Exercise goal: Check each line of the data below for the word "Santangelo". How many lines have it? Answer with the number alone.

----- Data section

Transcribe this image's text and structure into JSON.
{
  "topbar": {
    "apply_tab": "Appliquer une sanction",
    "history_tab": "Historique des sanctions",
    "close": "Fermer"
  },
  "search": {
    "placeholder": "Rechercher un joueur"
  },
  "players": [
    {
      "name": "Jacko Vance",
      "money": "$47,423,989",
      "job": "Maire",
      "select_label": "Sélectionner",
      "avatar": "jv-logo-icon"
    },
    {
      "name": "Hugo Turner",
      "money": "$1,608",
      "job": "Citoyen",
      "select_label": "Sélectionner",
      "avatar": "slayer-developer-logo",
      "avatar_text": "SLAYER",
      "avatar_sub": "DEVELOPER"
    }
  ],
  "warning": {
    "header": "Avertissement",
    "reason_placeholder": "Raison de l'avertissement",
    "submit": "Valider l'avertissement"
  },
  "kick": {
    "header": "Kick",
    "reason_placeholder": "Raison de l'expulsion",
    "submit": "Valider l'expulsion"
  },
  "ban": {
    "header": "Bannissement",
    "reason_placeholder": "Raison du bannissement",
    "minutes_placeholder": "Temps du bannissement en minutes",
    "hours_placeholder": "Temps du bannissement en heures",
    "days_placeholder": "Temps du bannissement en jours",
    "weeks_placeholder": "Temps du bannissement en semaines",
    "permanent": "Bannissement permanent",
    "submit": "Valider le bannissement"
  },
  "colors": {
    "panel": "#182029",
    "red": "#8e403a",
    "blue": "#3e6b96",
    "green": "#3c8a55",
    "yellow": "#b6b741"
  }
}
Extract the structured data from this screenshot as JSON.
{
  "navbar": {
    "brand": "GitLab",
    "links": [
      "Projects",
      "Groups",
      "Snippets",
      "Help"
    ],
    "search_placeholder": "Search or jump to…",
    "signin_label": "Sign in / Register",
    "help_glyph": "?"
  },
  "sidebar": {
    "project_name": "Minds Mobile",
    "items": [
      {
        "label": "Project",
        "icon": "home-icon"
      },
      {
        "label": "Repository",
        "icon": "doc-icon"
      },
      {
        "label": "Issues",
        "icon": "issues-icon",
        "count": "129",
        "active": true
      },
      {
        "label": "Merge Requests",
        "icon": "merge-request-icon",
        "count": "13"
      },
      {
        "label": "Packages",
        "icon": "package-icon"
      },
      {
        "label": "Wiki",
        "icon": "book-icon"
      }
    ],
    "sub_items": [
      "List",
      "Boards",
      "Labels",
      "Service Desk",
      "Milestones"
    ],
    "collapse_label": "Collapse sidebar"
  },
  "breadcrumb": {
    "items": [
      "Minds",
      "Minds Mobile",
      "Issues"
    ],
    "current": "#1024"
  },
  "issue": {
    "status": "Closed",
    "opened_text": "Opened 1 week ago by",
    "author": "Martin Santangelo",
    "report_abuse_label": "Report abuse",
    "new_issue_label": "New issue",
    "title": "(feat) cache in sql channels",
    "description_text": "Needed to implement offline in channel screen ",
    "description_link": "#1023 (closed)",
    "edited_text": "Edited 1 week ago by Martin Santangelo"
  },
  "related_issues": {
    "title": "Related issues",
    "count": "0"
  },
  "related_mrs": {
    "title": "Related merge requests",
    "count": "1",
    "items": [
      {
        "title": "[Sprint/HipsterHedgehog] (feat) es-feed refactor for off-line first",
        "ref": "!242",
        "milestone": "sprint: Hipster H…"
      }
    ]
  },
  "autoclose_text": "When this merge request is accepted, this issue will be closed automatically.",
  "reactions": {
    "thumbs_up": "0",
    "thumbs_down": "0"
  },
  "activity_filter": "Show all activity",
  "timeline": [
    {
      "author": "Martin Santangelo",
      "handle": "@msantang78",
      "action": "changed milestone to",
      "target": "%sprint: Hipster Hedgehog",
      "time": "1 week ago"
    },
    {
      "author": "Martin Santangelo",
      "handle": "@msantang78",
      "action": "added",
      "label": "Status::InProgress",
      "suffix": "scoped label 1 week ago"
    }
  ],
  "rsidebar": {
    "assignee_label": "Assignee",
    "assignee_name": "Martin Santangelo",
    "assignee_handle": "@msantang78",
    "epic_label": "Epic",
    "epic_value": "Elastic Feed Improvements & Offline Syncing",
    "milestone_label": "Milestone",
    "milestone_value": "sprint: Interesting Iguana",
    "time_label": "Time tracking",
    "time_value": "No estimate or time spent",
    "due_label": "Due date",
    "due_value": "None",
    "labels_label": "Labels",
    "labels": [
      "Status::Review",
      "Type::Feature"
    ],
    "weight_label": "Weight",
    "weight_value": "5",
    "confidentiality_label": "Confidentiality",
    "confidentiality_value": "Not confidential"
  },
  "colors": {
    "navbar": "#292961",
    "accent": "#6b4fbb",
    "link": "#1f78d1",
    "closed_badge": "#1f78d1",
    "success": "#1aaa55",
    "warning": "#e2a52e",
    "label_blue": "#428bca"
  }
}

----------

Finished task: 5